YOUR TASK :: Each record that follows should be repeated exactly, minus any images.

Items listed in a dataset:
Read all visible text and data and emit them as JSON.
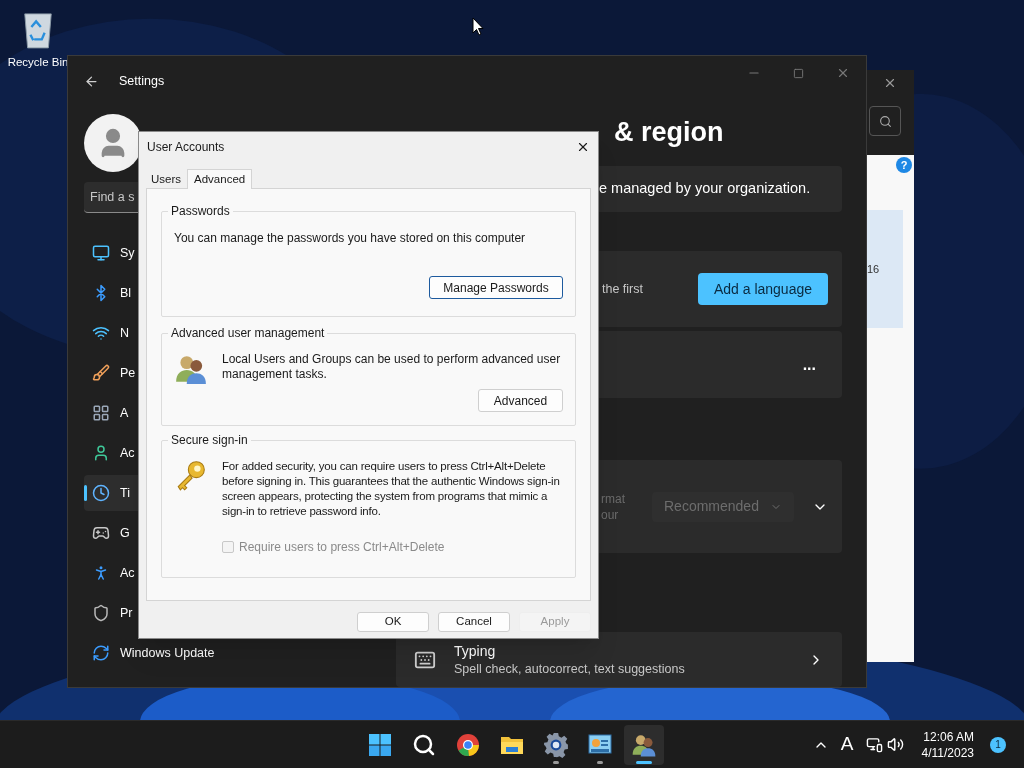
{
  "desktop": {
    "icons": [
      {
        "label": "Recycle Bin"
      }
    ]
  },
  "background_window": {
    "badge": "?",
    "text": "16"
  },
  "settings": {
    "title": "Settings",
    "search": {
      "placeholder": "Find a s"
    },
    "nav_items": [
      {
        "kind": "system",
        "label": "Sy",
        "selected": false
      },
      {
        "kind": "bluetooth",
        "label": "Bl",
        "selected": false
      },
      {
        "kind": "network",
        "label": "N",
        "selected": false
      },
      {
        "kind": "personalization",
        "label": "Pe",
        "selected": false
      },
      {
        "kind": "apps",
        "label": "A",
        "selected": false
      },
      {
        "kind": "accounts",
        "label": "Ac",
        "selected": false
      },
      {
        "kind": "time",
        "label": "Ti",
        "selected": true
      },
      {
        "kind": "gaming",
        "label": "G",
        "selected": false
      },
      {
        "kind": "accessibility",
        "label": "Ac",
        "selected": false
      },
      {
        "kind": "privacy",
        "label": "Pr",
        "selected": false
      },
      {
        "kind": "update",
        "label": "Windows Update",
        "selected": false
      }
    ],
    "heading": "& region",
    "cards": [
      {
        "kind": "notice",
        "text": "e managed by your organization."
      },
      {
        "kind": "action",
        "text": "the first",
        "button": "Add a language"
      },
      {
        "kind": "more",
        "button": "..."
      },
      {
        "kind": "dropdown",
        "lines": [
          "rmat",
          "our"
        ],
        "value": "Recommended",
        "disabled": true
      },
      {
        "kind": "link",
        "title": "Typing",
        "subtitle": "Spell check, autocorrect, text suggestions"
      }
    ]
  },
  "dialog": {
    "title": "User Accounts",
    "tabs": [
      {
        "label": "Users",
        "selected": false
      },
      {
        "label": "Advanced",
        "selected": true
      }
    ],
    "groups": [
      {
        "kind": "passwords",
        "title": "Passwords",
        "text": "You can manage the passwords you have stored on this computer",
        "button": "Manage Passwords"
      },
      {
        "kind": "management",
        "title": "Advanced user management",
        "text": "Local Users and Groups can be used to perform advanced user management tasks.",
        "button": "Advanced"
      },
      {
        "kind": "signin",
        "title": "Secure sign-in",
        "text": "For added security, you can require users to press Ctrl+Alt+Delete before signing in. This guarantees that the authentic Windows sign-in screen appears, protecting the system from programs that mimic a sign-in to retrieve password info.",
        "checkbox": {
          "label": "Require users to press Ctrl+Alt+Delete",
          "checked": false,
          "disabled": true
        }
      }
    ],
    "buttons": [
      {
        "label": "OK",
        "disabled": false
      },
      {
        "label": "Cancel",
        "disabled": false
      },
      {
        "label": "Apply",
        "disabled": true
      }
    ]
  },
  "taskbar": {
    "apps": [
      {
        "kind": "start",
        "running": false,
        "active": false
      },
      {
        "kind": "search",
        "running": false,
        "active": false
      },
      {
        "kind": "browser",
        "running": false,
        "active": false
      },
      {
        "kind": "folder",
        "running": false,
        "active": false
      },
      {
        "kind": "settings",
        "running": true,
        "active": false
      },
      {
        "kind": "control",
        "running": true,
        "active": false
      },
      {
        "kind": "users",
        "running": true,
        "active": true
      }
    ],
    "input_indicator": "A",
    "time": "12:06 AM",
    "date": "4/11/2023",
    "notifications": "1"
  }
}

SOLUTION ::
Read all visible text and data and emit them as JSON.
{
  "desktop": {
    "icons": [
      {
        "label": "Recycle Bin"
      }
    ]
  },
  "background_window": {
    "badge": "?",
    "text": "16"
  },
  "settings": {
    "title": "Settings",
    "search": {
      "placeholder": "Find a s"
    },
    "nav_items": [
      {
        "kind": "system",
        "label": "Sy",
        "selected": false
      },
      {
        "kind": "bluetooth",
        "label": "Bl",
        "selected": false
      },
      {
        "kind": "network",
        "label": "N",
        "selected": false
      },
      {
        "kind": "personalization",
        "label": "Pe",
        "selected": false
      },
      {
        "kind": "apps",
        "label": "A",
        "selected": false
      },
      {
        "kind": "accounts",
        "label": "Ac",
        "selected": false
      },
      {
        "kind": "time",
        "label": "Ti",
        "selected": true
      },
      {
        "kind": "gaming",
        "label": "G",
        "selected": false
      },
      {
        "kind": "accessibility",
        "label": "Ac",
        "selected": false
      },
      {
        "kind": "privacy",
        "label": "Pr",
        "selected": false
      },
      {
        "kind": "update",
        "label": "Windows Update",
        "selected": false
      }
    ],
    "heading": "& region",
    "cards": [
      {
        "kind": "notice",
        "text": "e managed by your organization."
      },
      {
        "kind": "action",
        "text": "the first",
        "button": "Add a language"
      },
      {
        "kind": "more",
        "button": "..."
      },
      {
        "kind": "dropdown",
        "lines": [
          "rmat",
          "our"
        ],
        "value": "Recommended",
        "disabled": true
      },
      {
        "kind": "link",
        "title": "Typing",
        "subtitle": "Spell check, autocorrect, text suggestions"
      }
    ]
  },
  "dialog": {
    "title": "User Accounts",
    "tabs": [
      {
        "label": "Users",
        "selected": false
      },
      {
        "label": "Advanced",
        "selected": true
      }
    ],
    "groups": [
      {
        "kind": "passwords",
        "title": "Passwords",
        "text": "You can manage the passwords you have stored on this computer",
        "button": "Manage Passwords"
      },
      {
        "kind": "management",
        "title": "Advanced user management",
        "text": "Local Users and Groups can be used to perform advanced user management tasks.",
        "button": "Advanced"
      },
      {
        "kind": "signin",
        "title": "Secure sign-in",
        "text": "For added security, you can require users to press Ctrl+Alt+Delete before signing in. This guarantees that the authentic Windows sign-in screen appears, protecting the system from programs that mimic a sign-in to retrieve password info.",
        "checkbox": {
          "label": "Require users to press Ctrl+Alt+Delete",
          "checked": false,
          "disabled": true
        }
      }
    ],
    "buttons": [
      {
        "label": "OK",
        "disabled": false
      },
      {
        "label": "Cancel",
        "disabled": false
      },
      {
        "label": "Apply",
        "disabled": true
      }
    ]
  },
  "taskbar": {
    "apps": [
      {
        "kind": "start",
        "running": false,
        "active": false
      },
      {
        "kind": "search",
        "running": false,
        "active": false
      },
      {
        "kind": "browser",
        "running": false,
        "active": false
      },
      {
        "kind": "folder",
        "running": false,
        "active": false
      },
      {
        "kind": "settings",
        "running": true,
        "active": false
      },
      {
        "kind": "control",
        "running": true,
        "active": false
      },
      {
        "kind": "users",
        "running": true,
        "active": true
      }
    ],
    "input_indicator": "A",
    "time": "12:06 AM",
    "date": "4/11/2023",
    "notifications": "1"
  }
}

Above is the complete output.